Search the data for "this". Each line containing it is to be copied.

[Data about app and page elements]
------------------------------------
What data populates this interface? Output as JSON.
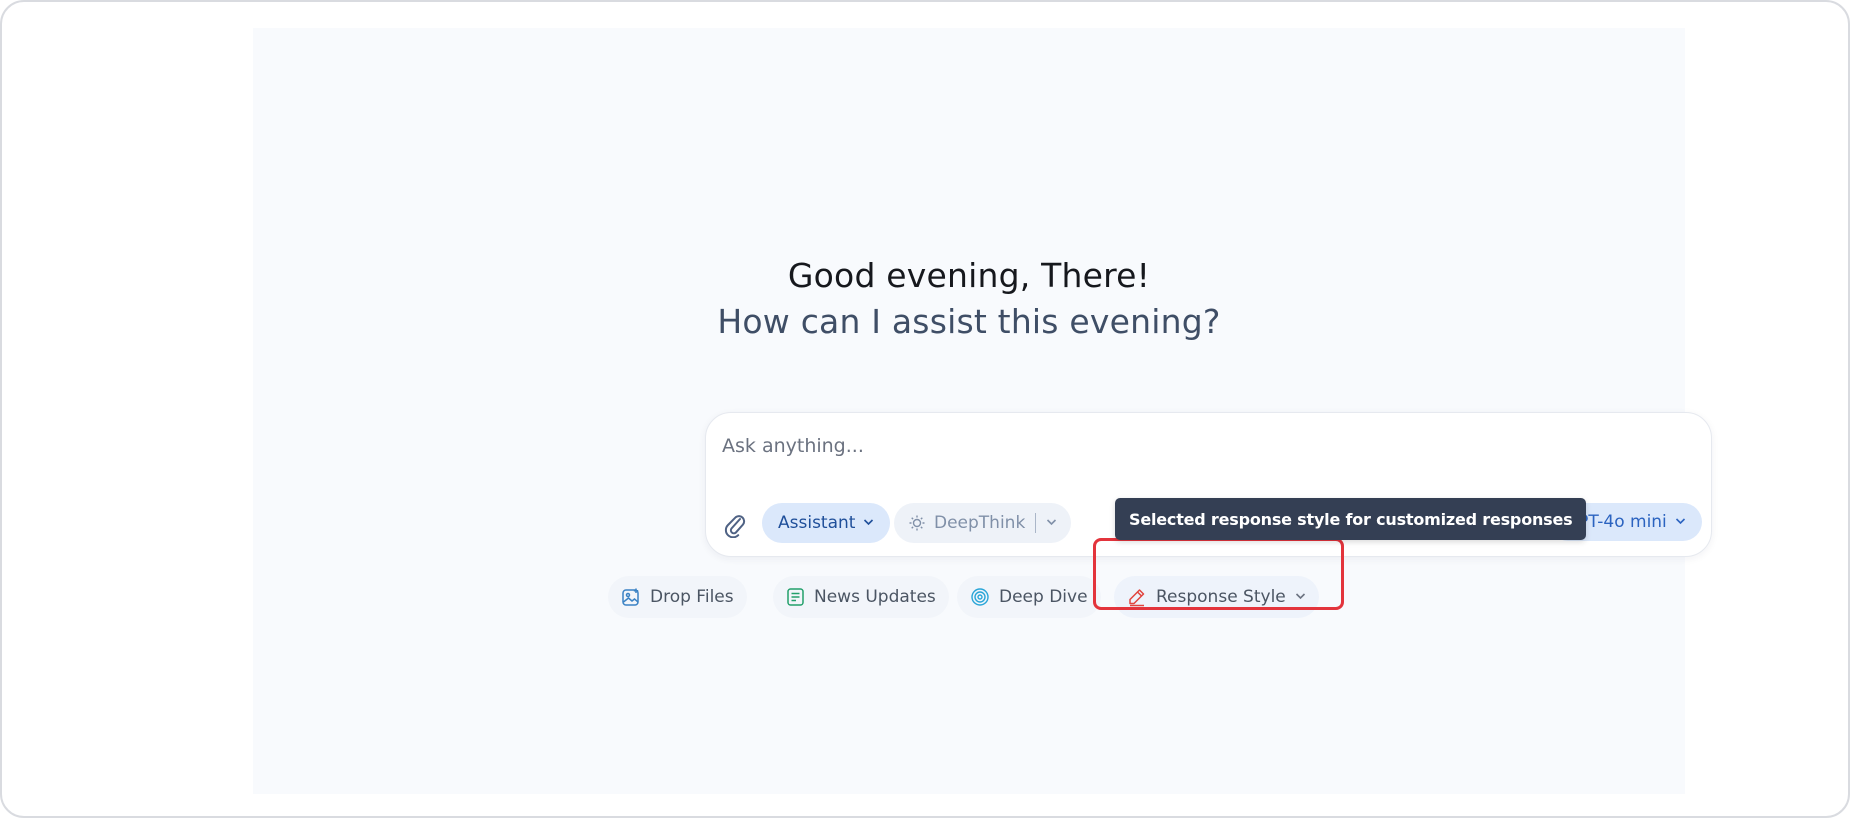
{
  "hero": {
    "greeting": "Good evening, There!",
    "subtitle": "How can I assist this evening?"
  },
  "composer": {
    "placeholder": "Ask anything...",
    "attach_icon": "paperclip-icon",
    "assistant_label": "Assistant",
    "deepthink_label": "DeepThink",
    "model_label": "GPT-4o mini"
  },
  "tooltip": {
    "text": "Selected response style for customized responses"
  },
  "actions": {
    "drop_files": "Drop Files",
    "news_updates": "News Updates",
    "deep_dive": "Deep Dive",
    "response_style": "Response Style"
  },
  "colors": {
    "canvas_bg": "#f8fafd",
    "accent_blue": "#2b63c0",
    "pill_blue_bg": "#dbe8fb",
    "tooltip_bg": "#343f54",
    "highlight_red": "#e3343c",
    "news_icon_green": "#22a06b",
    "dive_icon_cyan": "#2aa6d8",
    "style_icon_red": "#e0443e"
  }
}
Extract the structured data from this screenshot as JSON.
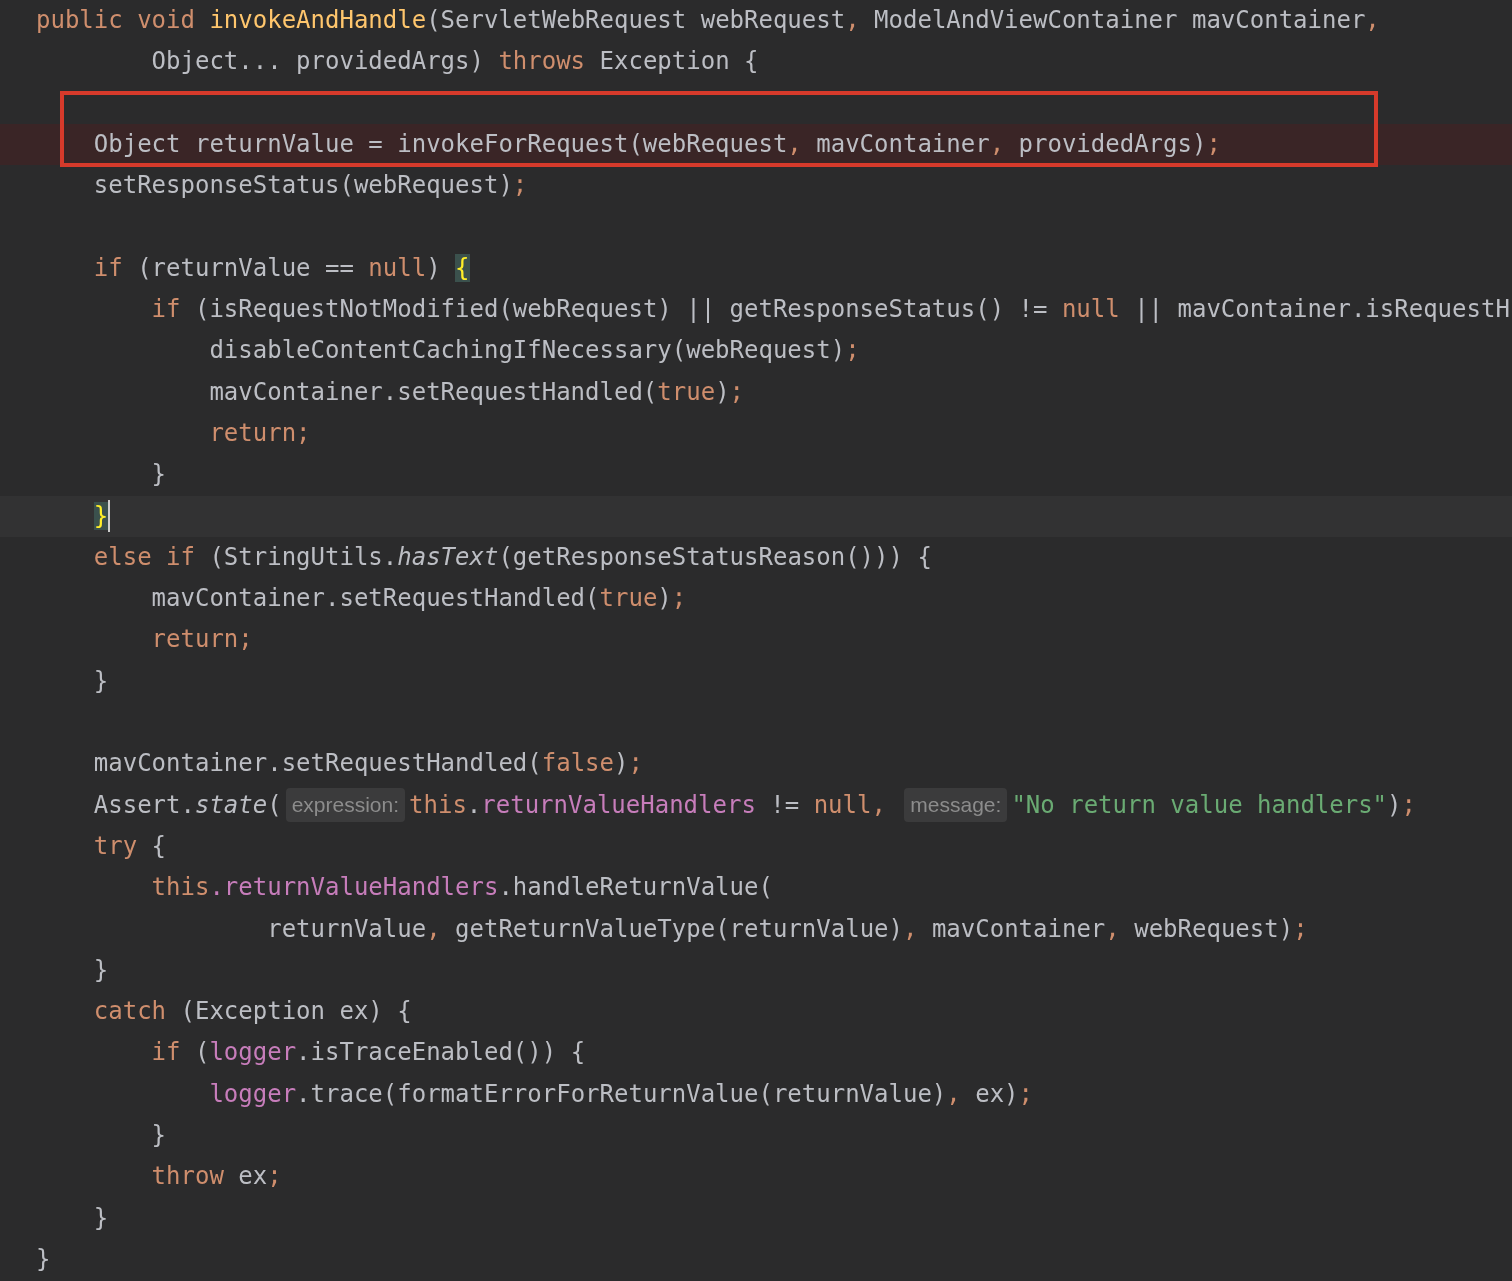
{
  "editor": {
    "lines": [
      {
        "kind": "code",
        "tokens": [
          {
            "kind": "kw",
            "text": "public void "
          },
          {
            "kind": "fn",
            "text": "invokeAndHandle"
          },
          {
            "kind": "plain",
            "text": "(ServletWebRequest webRequest"
          },
          {
            "kind": "punct",
            "text": ", "
          },
          {
            "kind": "plain",
            "text": "ModelAndViewContainer mavContainer"
          },
          {
            "kind": "punct",
            "text": ","
          }
        ],
        "children": [
          {
            "kind": "continuation",
            "tokens": [
              {
                "kind": "plain",
                "text": "Object... providedArgs) "
              },
              {
                "kind": "kw",
                "text": "throws "
              },
              {
                "kind": "plain",
                "text": "Exception {"
              }
            ]
          },
          {
            "kind": "blank",
            "boxed": true
          },
          {
            "kind": "code",
            "boxed": true,
            "breakpoint": true,
            "tokens": [
              {
                "kind": "plain",
                "text": "Object returnValue = invokeForRequest(webRequest"
              },
              {
                "kind": "punct",
                "text": ", "
              },
              {
                "kind": "plain",
                "text": "mavContainer"
              },
              {
                "kind": "punct",
                "text": ", "
              },
              {
                "kind": "plain",
                "text": "providedArgs)"
              },
              {
                "kind": "punct",
                "text": ";"
              }
            ]
          },
          {
            "kind": "code",
            "tokens": [
              {
                "kind": "plain",
                "text": "setResponseStatus(webRequest)"
              },
              {
                "kind": "punct",
                "text": ";"
              }
            ]
          },
          {
            "kind": "blank"
          },
          {
            "kind": "code",
            "tokens": [
              {
                "kind": "kw",
                "text": "if "
              },
              {
                "kind": "plain",
                "text": "(returnValue == "
              },
              {
                "kind": "kw",
                "text": "null"
              },
              {
                "kind": "plain",
                "text": ") "
              },
              {
                "kind": "brace",
                "text": "{"
              }
            ],
            "children": [
              {
                "kind": "code",
                "tokens": [
                  {
                    "kind": "kw",
                    "text": "if "
                  },
                  {
                    "kind": "plain",
                    "text": "(isRequestNotModified(webRequest) || getResponseStatus() != "
                  },
                  {
                    "kind": "kw",
                    "text": "null"
                  },
                  {
                    "kind": "plain",
                    "text": " || mavContainer.isRequestH"
                  }
                ],
                "children": [
                  {
                    "kind": "code",
                    "tokens": [
                      {
                        "kind": "plain",
                        "text": "disableContentCachingIfNecessary(webRequest)"
                      },
                      {
                        "kind": "punct",
                        "text": ";"
                      }
                    ]
                  },
                  {
                    "kind": "code",
                    "tokens": [
                      {
                        "kind": "plain",
                        "text": "mavContainer.setRequestHandled("
                      },
                      {
                        "kind": "kw",
                        "text": "true"
                      },
                      {
                        "kind": "plain",
                        "text": ")"
                      },
                      {
                        "kind": "punct",
                        "text": ";"
                      }
                    ]
                  },
                  {
                    "kind": "code",
                    "tokens": [
                      {
                        "kind": "kw",
                        "text": "return;"
                      }
                    ]
                  }
                ]
              },
              {
                "kind": "code",
                "tokens": [
                  {
                    "kind": "plain",
                    "text": "}"
                  }
                ]
              }
            ]
          },
          {
            "kind": "code",
            "current_line": true,
            "caret": true,
            "tokens": [
              {
                "kind": "brace",
                "text": "}"
              }
            ]
          },
          {
            "kind": "code",
            "tokens": [
              {
                "kind": "kw",
                "text": "else if "
              },
              {
                "kind": "plain",
                "text": "(StringUtils."
              },
              {
                "kind": "italic",
                "text": "hasText"
              },
              {
                "kind": "plain",
                "text": "(getResponseStatusReason())) {"
              }
            ],
            "children": [
              {
                "kind": "code",
                "tokens": [
                  {
                    "kind": "plain",
                    "text": "mavContainer.setRequestHandled("
                  },
                  {
                    "kind": "kw",
                    "text": "true"
                  },
                  {
                    "kind": "plain",
                    "text": ")"
                  },
                  {
                    "kind": "punct",
                    "text": ";"
                  }
                ]
              },
              {
                "kind": "code",
                "tokens": [
                  {
                    "kind": "kw",
                    "text": "return;"
                  }
                ]
              }
            ]
          },
          {
            "kind": "code",
            "tokens": [
              {
                "kind": "plain",
                "text": "}"
              }
            ]
          },
          {
            "kind": "blank"
          },
          {
            "kind": "code",
            "tokens": [
              {
                "kind": "plain",
                "text": "mavContainer.setRequestHandled("
              },
              {
                "kind": "kw",
                "text": "false"
              },
              {
                "kind": "plain",
                "text": ")"
              },
              {
                "kind": "punct",
                "text": ";"
              }
            ]
          },
          {
            "kind": "code",
            "tokens": [
              {
                "kind": "plain",
                "text": "Assert."
              },
              {
                "kind": "italic",
                "text": "state"
              },
              {
                "kind": "plain",
                "text": "("
              },
              {
                "kind": "hint",
                "text": "expression:"
              },
              {
                "kind": "kw",
                "text": "this"
              },
              {
                "kind": "plain",
                "text": "."
              },
              {
                "kind": "field",
                "text": "returnValueHandlers"
              },
              {
                "kind": "plain",
                "text": " != "
              },
              {
                "kind": "kw",
                "text": "null"
              },
              {
                "kind": "punct",
                "text": ", "
              },
              {
                "kind": "hint",
                "text": "message:"
              },
              {
                "kind": "str",
                "text": "\"No return value handlers\""
              },
              {
                "kind": "plain",
                "text": ")"
              },
              {
                "kind": "punct",
                "text": ";"
              }
            ]
          },
          {
            "kind": "code",
            "tokens": [
              {
                "kind": "kw",
                "text": "try "
              },
              {
                "kind": "plain",
                "text": "{"
              }
            ],
            "children": [
              {
                "kind": "code",
                "tokens": [
                  {
                    "kind": "kw",
                    "text": "this"
                  },
                  {
                    "kind": "field",
                    "text": ".returnValueHandlers"
                  },
                  {
                    "kind": "plain",
                    "text": ".handleReturnValue("
                  }
                ],
                "children": [
                  {
                    "kind": "continuation",
                    "tokens": [
                      {
                        "kind": "plain",
                        "text": "returnValue"
                      },
                      {
                        "kind": "punct",
                        "text": ", "
                      },
                      {
                        "kind": "plain",
                        "text": "getReturnValueType(returnValue)"
                      },
                      {
                        "kind": "punct",
                        "text": ", "
                      },
                      {
                        "kind": "plain",
                        "text": "mavContainer"
                      },
                      {
                        "kind": "punct",
                        "text": ", "
                      },
                      {
                        "kind": "plain",
                        "text": "webRequest)"
                      },
                      {
                        "kind": "punct",
                        "text": ";"
                      }
                    ]
                  }
                ]
              }
            ]
          },
          {
            "kind": "code",
            "tokens": [
              {
                "kind": "plain",
                "text": "}"
              }
            ]
          },
          {
            "kind": "code",
            "tokens": [
              {
                "kind": "kw",
                "text": "catch "
              },
              {
                "kind": "plain",
                "text": "(Exception ex) {"
              }
            ],
            "children": [
              {
                "kind": "code",
                "tokens": [
                  {
                    "kind": "kw",
                    "text": "if "
                  },
                  {
                    "kind": "plain",
                    "text": "("
                  },
                  {
                    "kind": "field",
                    "text": "logger"
                  },
                  {
                    "kind": "plain",
                    "text": ".isTraceEnabled()) {"
                  }
                ],
                "children": [
                  {
                    "kind": "code",
                    "tokens": [
                      {
                        "kind": "field",
                        "text": "logger"
                      },
                      {
                        "kind": "plain",
                        "text": ".trace(formatErrorForReturnValue(returnValue)"
                      },
                      {
                        "kind": "punct",
                        "text": ", "
                      },
                      {
                        "kind": "plain",
                        "text": "ex)"
                      },
                      {
                        "kind": "punct",
                        "text": ";"
                      }
                    ]
                  }
                ]
              },
              {
                "kind": "code",
                "tokens": [
                  {
                    "kind": "plain",
                    "text": "}"
                  }
                ]
              },
              {
                "kind": "code",
                "tokens": [
                  {
                    "kind": "kw",
                    "text": "throw "
                  },
                  {
                    "kind": "plain",
                    "text": "ex"
                  },
                  {
                    "kind": "punct",
                    "text": ";"
                  }
                ]
              }
            ]
          },
          {
            "kind": "code",
            "tokens": [
              {
                "kind": "plain",
                "text": "}"
              }
            ]
          }
        ]
      },
      {
        "kind": "code",
        "tokens": [
          {
            "kind": "plain",
            "text": "}"
          }
        ]
      }
    ]
  }
}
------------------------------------
### TASK ANSWER
What data populates this interface? Output as JSON.
    "subtitle": "How can I assist this evening?"
Extract the structured data from this screenshot as JSON.
                "text": "this"
                    "text": "this"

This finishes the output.